↓↓↓

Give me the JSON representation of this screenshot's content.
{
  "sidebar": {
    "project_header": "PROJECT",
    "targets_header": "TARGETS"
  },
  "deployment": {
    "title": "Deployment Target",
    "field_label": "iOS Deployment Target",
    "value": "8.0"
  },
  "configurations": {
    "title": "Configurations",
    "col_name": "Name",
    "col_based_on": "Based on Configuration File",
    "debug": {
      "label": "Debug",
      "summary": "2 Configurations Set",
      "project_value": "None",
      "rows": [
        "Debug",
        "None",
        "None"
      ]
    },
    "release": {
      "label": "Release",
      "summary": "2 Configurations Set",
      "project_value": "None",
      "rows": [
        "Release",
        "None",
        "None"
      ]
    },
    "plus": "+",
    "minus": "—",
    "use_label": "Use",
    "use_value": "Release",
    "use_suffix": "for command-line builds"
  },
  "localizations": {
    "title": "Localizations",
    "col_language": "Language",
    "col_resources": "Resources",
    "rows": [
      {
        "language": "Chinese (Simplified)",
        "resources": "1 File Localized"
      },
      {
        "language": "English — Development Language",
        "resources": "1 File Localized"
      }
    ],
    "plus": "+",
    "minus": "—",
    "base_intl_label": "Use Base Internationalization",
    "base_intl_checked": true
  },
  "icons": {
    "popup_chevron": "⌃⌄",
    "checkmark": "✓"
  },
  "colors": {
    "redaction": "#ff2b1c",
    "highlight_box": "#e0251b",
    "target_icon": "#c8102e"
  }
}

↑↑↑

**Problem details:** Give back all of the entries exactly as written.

**Exercise solution:**
Give me the JSON representation of this screenshot's content.
{
  "sidebar": {
    "project_header": "PROJECT",
    "targets_header": "TARGETS"
  },
  "deployment": {
    "title": "Deployment Target",
    "field_label": "iOS Deployment Target",
    "value": "8.0"
  },
  "configurations": {
    "title": "Configurations",
    "col_name": "Name",
    "col_based_on": "Based on Configuration File",
    "debug": {
      "label": "Debug",
      "summary": "2 Configurations Set",
      "project_value": "None",
      "rows": [
        "Debug",
        "None",
        "None"
      ]
    },
    "release": {
      "label": "Release",
      "summary": "2 Configurations Set",
      "project_value": "None",
      "rows": [
        "Release",
        "None",
        "None"
      ]
    },
    "plus": "+",
    "minus": "—",
    "use_label": "Use",
    "use_value": "Release",
    "use_suffix": "for command-line builds"
  },
  "localizations": {
    "title": "Localizations",
    "col_language": "Language",
    "col_resources": "Resources",
    "rows": [
      {
        "language": "Chinese (Simplified)",
        "resources": "1 File Localized"
      },
      {
        "language": "English — Development Language",
        "resources": "1 File Localized"
      }
    ],
    "plus": "+",
    "minus": "—",
    "base_intl_label": "Use Base Internationalization",
    "base_intl_checked": true
  },
  "icons": {
    "popup_chevron": "⌃⌄",
    "checkmark": "✓"
  },
  "colors": {
    "redaction": "#ff2b1c",
    "highlight_box": "#e0251b",
    "target_icon": "#c8102e"
  }
}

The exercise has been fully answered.